Unless we embrace coal once again and actively lobby
for the preservation of coal as an integral part of our national energy
policy, our children will be forced to leave the state in order to have
a secure future. In West Virginia, coal is king. Long live the king!
Telegram editorial board member
So long to Executive Editor Bill Sedivy
Bill Sedivy is a consummate journalist, a good coach
and trainer and loyal to the people who work with him. Those are among
many attributes that have made him so valuable as the top news executive
of The Exponent and the Telegram.
However, Bill is leaving his post as executive editor
of our newspapers. His last day is Thursday and if youve been lucky enough
to meet him during his short term here then we hope youll call and wish
Sedivy has had a distinguished career as a newspaper
editor at newspapers in Mansfield and Warren in Ohio and also worked at
the Indianapolis Star. Newspapers that he edited won national and state
awards. He was teaching journalism at Utah State University when we talked
him into returning to the daily newspaper grind.
While here a little less than two years, he has
led our news department to a higher level of professionalism. His steady
hand and leadership have brought new and bright talent to our newspapers
as well as further developing the ample talent that was here on his arrival.
One result was that our newspapers won the General
Excellence top award in the 1998 West Virginia Press Association Better
Newspaper Contest. Although Bill will be long gone by the time the 1999
contest results are announced in August, were sure his efforts and those
of his staff will pay off with more awards.
When Bill arrived here in August of 1997, he was
told our companys goal is to become known among our readers and peers
as the best newspapers in West Virginia. We all realize we still have much
work to do to realize that goal but Bill can feel good about moving us
in that direction during his tenure here.
There were two reasons why Clarksburg Publishing
Company was able to attract Bill and Maryl Sedivy to West Virginia. One
was the fact that these newspapers are locally owned. He had a strong taste
of corporate-owned newspapers (85 percent of all the daily newspapers in
the country are now corporate owned) and didnt care much for it. He wanted
ownership that cared about the communities the newspaper served.
The second factor bringing him here was our communitys
proximity to some of the finest whitewater rafting in the world. The Sedivys
have spent many weekends rafting the New River and Gauley River. Often,
they would stay at campsites to share time with other river lovers from
around the country who traveled to West Virginia to enjoy its pristine
This river thing is not just a passing fancy. Bill

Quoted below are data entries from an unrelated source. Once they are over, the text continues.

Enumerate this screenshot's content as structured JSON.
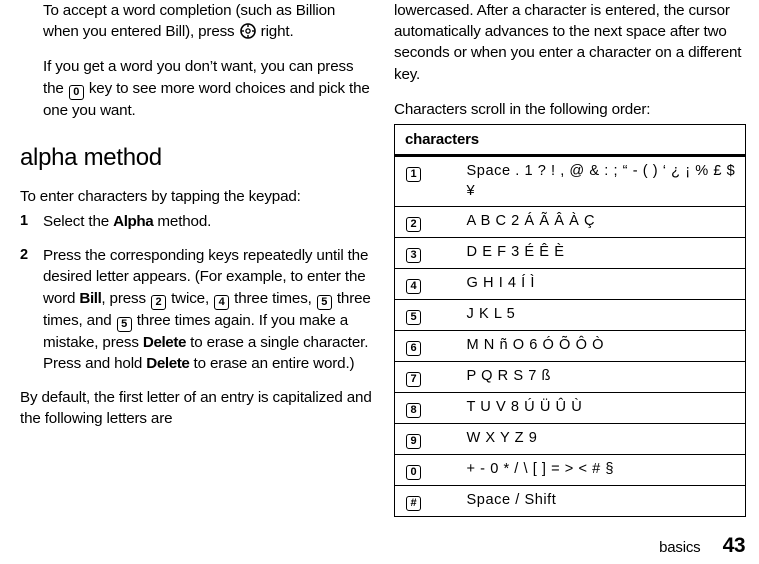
{
  "page": {
    "footer_section": "basics",
    "footer_page_number": "43"
  },
  "left_column": {
    "para_accept": {
      "before_key": "To accept a word completion (such as Billion when you entered Bill), press",
      "key_icon": "navigation-key-icon",
      "after_key": "right."
    },
    "para_more_choices": {
      "before_key": "If you get a word you don’t want, you can press the",
      "key_label": "0",
      "after_key": "key to see more word choices and pick the one you want."
    },
    "section_heading": "alpha method",
    "intro": "To enter characters by tapping the keypad:",
    "steps": [
      {
        "number": "1",
        "parts": [
          {
            "type": "text",
            "value": "Select the "
          },
          {
            "type": "bold",
            "value": "Alpha"
          },
          {
            "type": "text",
            "value": " method."
          }
        ]
      },
      {
        "number": "2",
        "parts": [
          {
            "type": "text",
            "value": "Press the corresponding keys repeatedly until the desired letter appears. (For example, to enter the word "
          },
          {
            "type": "bold",
            "value": "Bill"
          },
          {
            "type": "text",
            "value": ", press "
          },
          {
            "type": "key",
            "value": "2"
          },
          {
            "type": "text",
            "value": " twice, "
          },
          {
            "type": "key",
            "value": "4"
          },
          {
            "type": "text",
            "value": " three times, "
          },
          {
            "type": "key",
            "value": "5"
          },
          {
            "type": "text",
            "value": " three times, and "
          },
          {
            "type": "key",
            "value": "5"
          },
          {
            "type": "text",
            "value": " three times again. If you make a mistake, press "
          },
          {
            "type": "bold",
            "value": "Delete"
          },
          {
            "type": "text",
            "value": " to erase a single character. Press and hold "
          },
          {
            "type": "bold",
            "value": "Delete"
          },
          {
            "type": "text",
            "value": " to erase an entire word.)"
          }
        ]
      }
    ],
    "para_default_caps": "By default, the first letter of an entry is capitalized and the following letters are"
  },
  "right_column": {
    "para_lowercased": "lowercased. After a character is entered, the cursor automatically advances to the next space after two seconds or when you enter a character on a different key.",
    "para_scroll_order": "Characters scroll in the following order:",
    "table": {
      "header": "characters",
      "rows": [
        {
          "key": "1",
          "chars": "Space . 1 ? ! , @ & : ; “ - ( ) ‘ ¿ ¡ % £ $ ¥"
        },
        {
          "key": "2",
          "chars": "A B C 2 Á Ã Â À Ç"
        },
        {
          "key": "3",
          "chars": "D E F 3 É Ê È"
        },
        {
          "key": "4",
          "chars": "G H I 4 Í Ì"
        },
        {
          "key": "5",
          "chars": "J K L 5"
        },
        {
          "key": "6",
          "chars": "M N ñ O 6 Ó Õ Ô Ò"
        },
        {
          "key": "7",
          "chars": "P Q R S 7 ß"
        },
        {
          "key": "8",
          "chars": "T U V 8 Ú Ü Û Ù"
        },
        {
          "key": "9",
          "chars": "W X Y Z 9"
        },
        {
          "key": "0",
          "chars": "+ - 0 * / \\ [ ] = > < # §"
        },
        {
          "key": "#",
          "chars": "Space / Shift"
        }
      ]
    }
  }
}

has been a professional guide and is highly accomplished at getting a boat
full of novices safely down a raging river. There is no doubt that he loved
working at newspapers but it is also clear he loves rivers even more.

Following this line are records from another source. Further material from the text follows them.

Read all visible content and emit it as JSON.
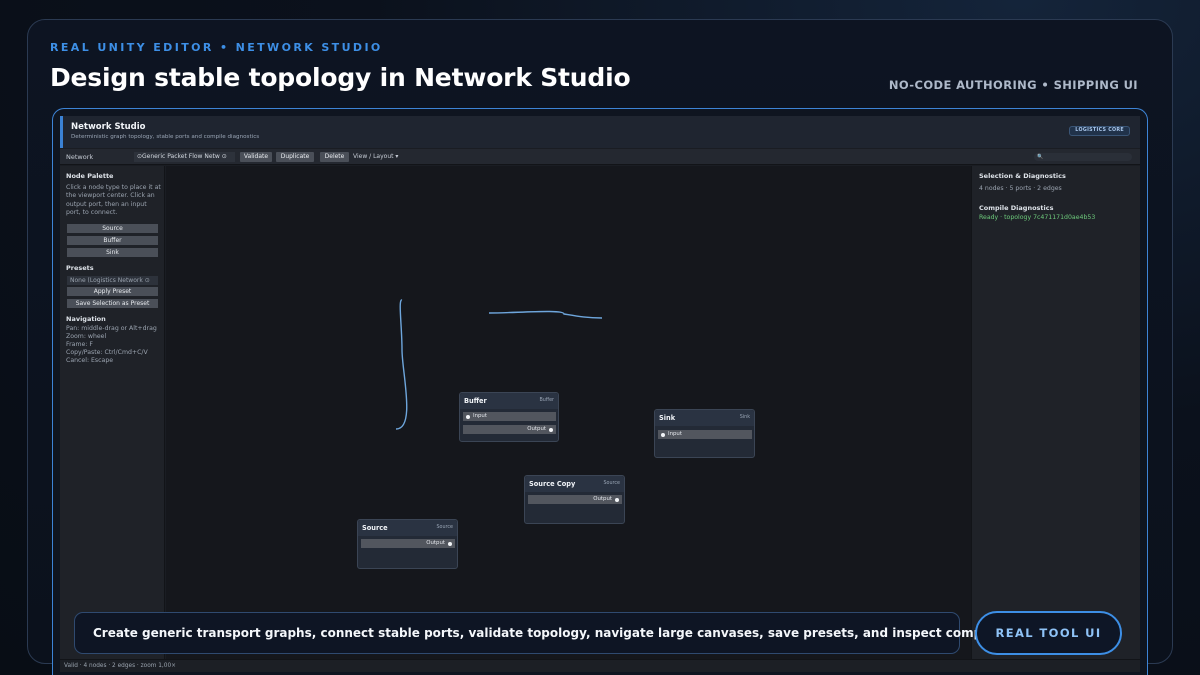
{
  "slide": {
    "kicker": "REAL UNITY EDITOR • NETWORK STUDIO",
    "headline": "Design stable topology in Network Studio",
    "tagline": "NO-CODE AUTHORING • SHIPPING UI",
    "caption": "Create generic transport graphs, connect stable ports, validate topology, navigate large canvases, save presets, and inspect compile diagnostics.",
    "cta_label": "REAL TOOL UI"
  },
  "editor": {
    "title": "Network Studio",
    "subtitle": "Deterministic graph topology, stable ports and compile diagnostics",
    "badge": "LOGISTICS CORE",
    "toolbar": {
      "network_label": "Network",
      "network_value": "⊙Generic Packet Flow Netw ⊙",
      "validate": "Validate",
      "duplicate": "Duplicate",
      "delete": "Delete",
      "view_layout": "View / Layout ▾",
      "search_glyph": "🔍"
    },
    "left_panel": {
      "palette_heading": "Node Palette",
      "palette_help": "Click a node type to place it at the viewport center. Click an output port, then an input port, to connect.",
      "palette_buttons": [
        "Source",
        "Buffer",
        "Sink"
      ],
      "presets_heading": "Presets",
      "preset_field": "None (Logistics Network ⊙",
      "apply_preset": "Apply Preset",
      "save_selection": "Save Selection as Preset",
      "navigation_heading": "Navigation",
      "navigation_lines": [
        "Pan: middle-drag or Alt+drag",
        "Zoom: wheel",
        "Frame: F",
        "Copy/Paste: Ctrl/Cmd+C/V",
        "Cancel: Escape"
      ]
    },
    "right_panel": {
      "heading": "Selection & Diagnostics",
      "summary": "4 nodes · 5 ports · 2 edges",
      "compile_heading": "Compile Diagnostics",
      "compile_status": "Ready · topology 7c471171d0ae4b53"
    },
    "nodes": [
      {
        "title": "Buffer",
        "type": "Buffer",
        "ports": [
          {
            "label": "Input",
            "dir": "in"
          },
          {
            "label": "Output",
            "dir": "out"
          }
        ]
      },
      {
        "title": "Sink",
        "type": "Sink",
        "ports": [
          {
            "label": "Input",
            "dir": "in"
          }
        ]
      },
      {
        "title": "Source Copy",
        "type": "Source",
        "ports": [
          {
            "label": "Output",
            "dir": "out"
          }
        ]
      },
      {
        "title": "Source",
        "type": "Source",
        "ports": [
          {
            "label": "Output",
            "dir": "out"
          }
        ]
      }
    ],
    "status_bar": "Valid · 4 nodes · 2 edges · zoom 1,00×"
  },
  "colors": {
    "accent": "#3d8fe6",
    "wire": "#6ea6dc",
    "ok_text": "#6ecb7c"
  }
}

That makes the new direction he has chosen for his
life make perfect sense. He is once again leaving the daily newspaper business.

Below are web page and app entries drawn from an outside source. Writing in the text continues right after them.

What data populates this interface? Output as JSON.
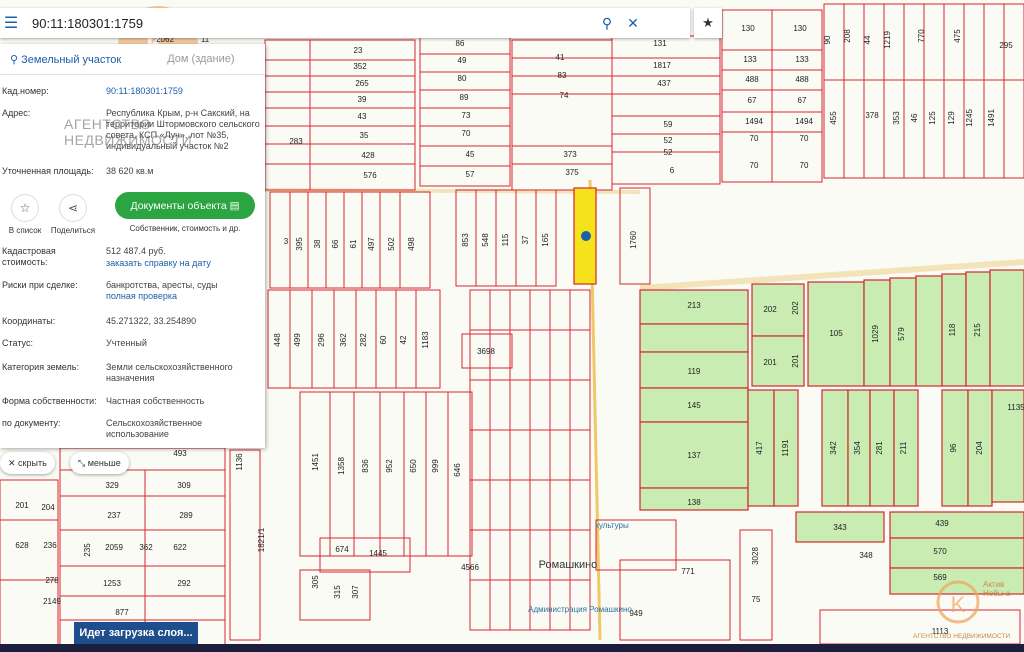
{
  "search": {
    "value": "90:11:180301:1759"
  },
  "panel": {
    "tab_parcel": "Земельный участок",
    "tab_building": "Дом (здание)",
    "rows": {
      "cad_number": {
        "label": "Кад.номер:",
        "value": "90:11:180301:1759"
      },
      "address": {
        "label": "Адрес:",
        "value": "Республика Крым, р-н Сакский, на территории Штормовского сельского совета, КСП «Луч», лот №35, индивидуальный участок №2"
      },
      "area": {
        "label": "Уточненная площадь:",
        "value": "38 620 кв.м"
      },
      "cad_cost": {
        "label": "Кадастровая стоимость:",
        "value": "512 487.4 руб.",
        "link": "заказать справку на дату"
      },
      "risks": {
        "label": "Риски при сделке:",
        "value": "банкротства, аресты, суды",
        "link": "полная проверка"
      },
      "coords": {
        "label": "Координаты:",
        "value": "45.271322, 33.254890"
      },
      "status": {
        "label": "Статус:",
        "value": "Учтенный"
      },
      "category": {
        "label": "Категория земель:",
        "value": "Земли сельскохозяйственного назначения"
      },
      "ownership": {
        "label": "Форма собственности:",
        "value": "Частная собственность"
      },
      "by_document": {
        "label": "по документу:",
        "value": "Сельскохозяйственное использование"
      }
    },
    "actions": {
      "to_list": "В список",
      "share": "Поделиться",
      "documents_button": "Документы объекта",
      "documents_sub": "Собственник, стоимость и др."
    },
    "watermark": "АГЕНТСТВО НЕДВИЖИМОСТИ"
  },
  "buttons": {
    "hide": "скрыть",
    "less": "меньше"
  },
  "status": {
    "loading": "Идет загрузка слоя..."
  },
  "overlay": {
    "agency": "АГЕНТСТВО НЕДВИЖИМОСТИ",
    "agency_top": "Актив",
    "agency_mid": "Нобы а"
  },
  "map": {
    "settlement": "Ромашкино",
    "place_labels": [
      "культуры",
      "Администрация Ромашкино"
    ],
    "colors": {
      "parcel_line": "#d6262f",
      "agri_fill": "#c9ecb3",
      "selected_fill": "#f5e21c",
      "road": "#f3e3b8",
      "marker": "#1a5fa8"
    },
    "labels": {
      "top_left_block": [
        "2062",
        "11",
        "23",
        "352",
        "265",
        "39",
        "43",
        "35",
        "428",
        "576",
        "283"
      ],
      "top_mid": [
        "86",
        "49",
        "80",
        "89",
        "73",
        "70",
        "45",
        "57",
        "41",
        "83",
        "74",
        "373",
        "375"
      ],
      "top_right": [
        "131",
        "1817",
        "437",
        "59",
        "52",
        "52",
        "6",
        "130",
        "133",
        "488",
        "67",
        "1494",
        "70",
        "70",
        "130",
        "133",
        "488",
        "67",
        "1494",
        "70",
        "70"
      ],
      "far_right_top": [
        "90",
        "208",
        "44",
        "1219",
        "770",
        "475",
        "295",
        "455",
        "378",
        "353",
        "46",
        "125",
        "129",
        "1245",
        "1491"
      ],
      "strip_row": [
        "395",
        "38",
        "66",
        "61",
        "497",
        "502",
        "498",
        "3",
        "853",
        "548",
        "115",
        "37",
        "165",
        "1760"
      ],
      "second_row": [
        "448",
        "499",
        "296",
        "362",
        "282",
        "60",
        "42",
        "1183",
        "3698"
      ],
      "lower_left": [
        "1451",
        "1358",
        "836",
        "952",
        "650",
        "999",
        "646",
        "1136"
      ],
      "green_block": [
        "213",
        "202",
        "202",
        "201",
        "201",
        "119",
        "145",
        "137",
        "138",
        "105",
        "1029",
        "579",
        "118",
        "215",
        "417",
        "1191",
        "342",
        "354",
        "281",
        "211",
        "96",
        "204",
        "1135"
      ],
      "bottom_left": [
        "493",
        "329",
        "309",
        "237",
        "289",
        "201",
        "204",
        "628",
        "236",
        "235",
        "2059",
        "362",
        "622",
        "278",
        "1253",
        "292",
        "2149",
        "877"
      ],
      "bottom_center": [
        "674",
        "1445",
        "305",
        "315",
        "307",
        "4566",
        "1821/1",
        "771"
      ],
      "bottom_right": [
        "343",
        "439",
        "348",
        "570",
        "569",
        "3028",
        "75",
        "949",
        "1113"
      ]
    }
  }
}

He has accepted the position as executive director of Idaho Rivers United.
This is one of the largest state river conservation organizations in the
This will allow him to combine his work and pleasure
in a very natural way. We are very happy for him but will miss his influence
on our newspapers. Were happy we had him in Clarksburg even for the short
time he was here.
As for the future of our newspapers, Bill has left
a pretty solid team behind. Managing Editor John Miller will manage all
day-to-day operations of our news department for both The Exponent and
the Telegram. Julie Cryser, assistant managing editor and city editor,
will continue in her role. Also staying on in key management roles are
Sports Editor Matt Harvey, Lifestyles Editor Pam Marra and Chief Photographer
Bob Shaw. And Bob Stealey, editor, will continue to focus on his popular
Bob N Along column as well as his duties as chairman of the Telegrams
As publisher, Ill take a more active role in helping
editors through this transition. We plan to build on what Bill accomplished
and continue toward our goal of being the best newspapers in West Virginia.
Terry Horne is publisher of The Exponent and the Telegram.
His column appears weekly in the Sunday Exponent-Telegram.